October is Black History Month, and from Tuesday 22 to Saturday 26 October we are proud to be staging Danai Gurira’s ‘The Convert’, starring the largest all-black cast the ADC Theatre has seen. In this interview, Director Adedamola Laoye discusses the play’s importance to the present day and what he hopes a modern audience will take from its compelling interrogation of a pivotal point in colonial history.
What do you want audiences to discuss after seeing The Convert?
After being transported back to a time in history when the British Empire and its systems of indirect rule dominated the political landscape and interpersonal relations of many African nations, I hope audiences can glean the parallels between the struggles of the play’s central characters and the obstacles that the legacies of colonisation still have on 21st century Britain.
The historical reality of colonisation is the cornerstone of Danai Gurira’s narrative and she depicts how indirect rule ripped apart tribal loyalties, family bonds, Shona language and culture to replace them with systems of taxation, forced labour, foreign religions and incompatible cultural norms.
Racism in the UK tends to operate on a covert level; therefore, I hope audiences understand how pervasive the system of colonisation and racism was and is, despite no white characters on display. I hope a discussion about which characters were and weren’t able to negotiate British rule and culture takes place as we unpack what characteristics the ‘Converted’ and ‘Unconverted’ possessed. Lastly, I hope people see this play as a struggle for identity and a discussion about how we all negotiate our disparate identities as we occupy this space in Cambridge.
Language is a key aspect of the play, with dialogue delivered in both English and Shona. Has this been a challenge in rehearsals?

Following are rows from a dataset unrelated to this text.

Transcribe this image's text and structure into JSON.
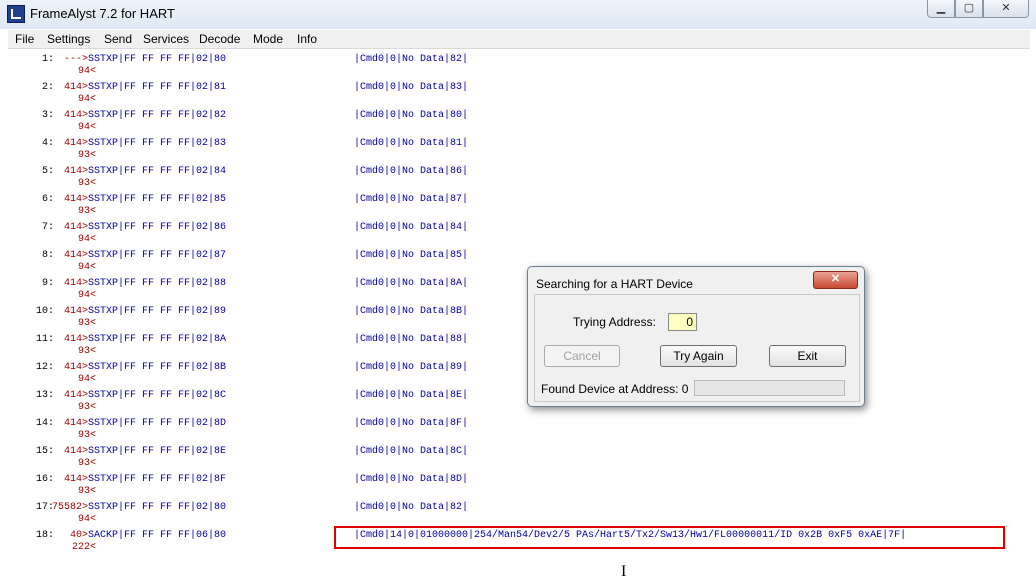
{
  "window": {
    "title": "FrameAlyst 7.2 for HART",
    "min_glyph": "▁",
    "max_glyph": "▢",
    "close_glyph": "✕"
  },
  "menu": [
    "File",
    "Settings",
    "Send",
    "Services",
    "Decode",
    "Mode",
    "Info"
  ],
  "log": [
    {
      "num": "1:",
      "count": "--->",
      "frame": "SSTXP|FF FF FF FF|02|80",
      "resp": "|Cmd0|0|No Data|82|",
      "tail": "94<"
    },
    {
      "num": "2:",
      "count": "414>",
      "frame": "SSTXP|FF FF FF FF|02|81",
      "resp": "|Cmd0|0|No Data|83|",
      "tail": "94<"
    },
    {
      "num": "3:",
      "count": "414>",
      "frame": "SSTXP|FF FF FF FF|02|82",
      "resp": "|Cmd0|0|No Data|80|",
      "tail": "94<"
    },
    {
      "num": "4:",
      "count": "414>",
      "frame": "SSTXP|FF FF FF FF|02|83",
      "resp": "|Cmd0|0|No Data|81|",
      "tail": "93<"
    },
    {
      "num": "5:",
      "count": "414>",
      "frame": "SSTXP|FF FF FF FF|02|84",
      "resp": "|Cmd0|0|No Data|86|",
      "tail": "93<"
    },
    {
      "num": "6:",
      "count": "414>",
      "frame": "SSTXP|FF FF FF FF|02|85",
      "resp": "|Cmd0|0|No Data|87|",
      "tail": "93<"
    },
    {
      "num": "7:",
      "count": "414>",
      "frame": "SSTXP|FF FF FF FF|02|86",
      "resp": "|Cmd0|0|No Data|84|",
      "tail": "94<"
    },
    {
      "num": "8:",
      "count": "414>",
      "frame": "SSTXP|FF FF FF FF|02|87",
      "resp": "|Cmd0|0|No Data|85|",
      "tail": "94<"
    },
    {
      "num": "9:",
      "count": "414>",
      "frame": "SSTXP|FF FF FF FF|02|88",
      "resp": "|Cmd0|0|No Data|8A|",
      "tail": "94<"
    },
    {
      "num": "10:",
      "count": "414>",
      "frame": "SSTXP|FF FF FF FF|02|89",
      "resp": "|Cmd0|0|No Data|8B|",
      "tail": "93<"
    },
    {
      "num": "11:",
      "count": "414>",
      "frame": "SSTXP|FF FF FF FF|02|8A",
      "resp": "|Cmd0|0|No Data|88|",
      "tail": "93<"
    },
    {
      "num": "12:",
      "count": "414>",
      "frame": "SSTXP|FF FF FF FF|02|8B",
      "resp": "|Cmd0|0|No Data|89|",
      "tail": "94<"
    },
    {
      "num": "13:",
      "count": "414>",
      "frame": "SSTXP|FF FF FF FF|02|8C",
      "resp": "|Cmd0|0|No Data|8E|",
      "tail": "93<"
    },
    {
      "num": "14:",
      "count": "414>",
      "frame": "SSTXP|FF FF FF FF|02|8D",
      "resp": "|Cmd0|0|No Data|8F|",
      "tail": "93<"
    },
    {
      "num": "15:",
      "count": "414>",
      "frame": "SSTXP|FF FF FF FF|02|8E",
      "resp": "|Cmd0|0|No Data|8C|",
      "tail": "93<"
    },
    {
      "num": "16:",
      "count": "414>",
      "frame": "SSTXP|FF FF FF FF|02|8F",
      "resp": "|Cmd0|0|No Data|8D|",
      "tail": "93<"
    },
    {
      "num": "17:",
      "count": "75582>",
      "frame": "SSTXP|FF FF FF FF|02|80",
      "resp": "|Cmd0|0|No Data|82|",
      "tail": "94<"
    },
    {
      "num": "18:",
      "count": "40>",
      "frame": "SACKP|FF FF FF FF|06|80",
      "resp": "|Cmd0|14|0|01000000|254/Man54/Dev2/5 PAs/Hart5/Tx2/Sw13/Hw1/FL00000011/ID 0x2B 0xF5 0xAE|7F|",
      "tail": "222<"
    }
  ],
  "dialog": {
    "title": "Searching for a HART Device",
    "close_glyph": "✕",
    "trying_label": "Trying Address:",
    "trying_value": "0",
    "cancel_label": "Cancel",
    "try_again_label": "Try Again",
    "exit_label": "Exit",
    "found_label": "Found Device at Address: 0",
    "progress": 0
  },
  "cursor_glyph": "I"
}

Getting to grips with the dialogue delivered in Shona has definitely been a challenge for the cast and I; however, we collectively agreed it was important to maintain a strong sense of realism. We wanted audiences to walk into the auditorium and truly escape into 19th-century Zimbabwe, dealing with the realities of colonisation. Thankfully, we were able to tap into the rich Zimbabwean cohort at Cambridge and they have helped to explain complex sentences, meanings and cultural adages. I think the use of Shona is used at certain points of the play by particular characters as a form of resistance to British cultural hegemony, accusatory to characters who are seen as ‘Bafu’ (traitors) and a tool in which characters reclaim traditional Shona identity for themselves. For all these reasons the actors have worked incredibly hard to stay true to the richness of the text.
What does this play set in the nineteenth century say about us in the modern-day?

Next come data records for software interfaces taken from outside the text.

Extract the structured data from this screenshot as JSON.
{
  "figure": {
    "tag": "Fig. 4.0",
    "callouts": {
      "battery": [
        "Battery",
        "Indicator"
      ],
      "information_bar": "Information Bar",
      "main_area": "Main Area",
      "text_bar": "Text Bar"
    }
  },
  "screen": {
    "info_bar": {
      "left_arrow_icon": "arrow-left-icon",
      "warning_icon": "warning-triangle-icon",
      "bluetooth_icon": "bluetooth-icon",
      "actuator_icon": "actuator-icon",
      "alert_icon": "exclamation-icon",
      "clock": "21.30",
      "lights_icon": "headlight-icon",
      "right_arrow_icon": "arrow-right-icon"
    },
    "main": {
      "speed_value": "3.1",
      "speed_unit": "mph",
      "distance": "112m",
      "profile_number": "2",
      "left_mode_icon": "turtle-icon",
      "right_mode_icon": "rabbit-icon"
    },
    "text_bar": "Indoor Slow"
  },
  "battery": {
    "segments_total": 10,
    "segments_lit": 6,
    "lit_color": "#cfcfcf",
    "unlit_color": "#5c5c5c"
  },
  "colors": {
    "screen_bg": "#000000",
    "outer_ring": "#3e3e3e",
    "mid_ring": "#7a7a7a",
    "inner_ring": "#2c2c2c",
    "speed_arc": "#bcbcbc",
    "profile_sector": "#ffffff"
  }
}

The Convert contains so many nuanced and multifaceted themes that are still relevant today despite its 19th-century context. It’s arguable that for all social changes that have taken place over the last two centuries… The past is never dead, it’s not even past.
Book your tickets for The Convert here.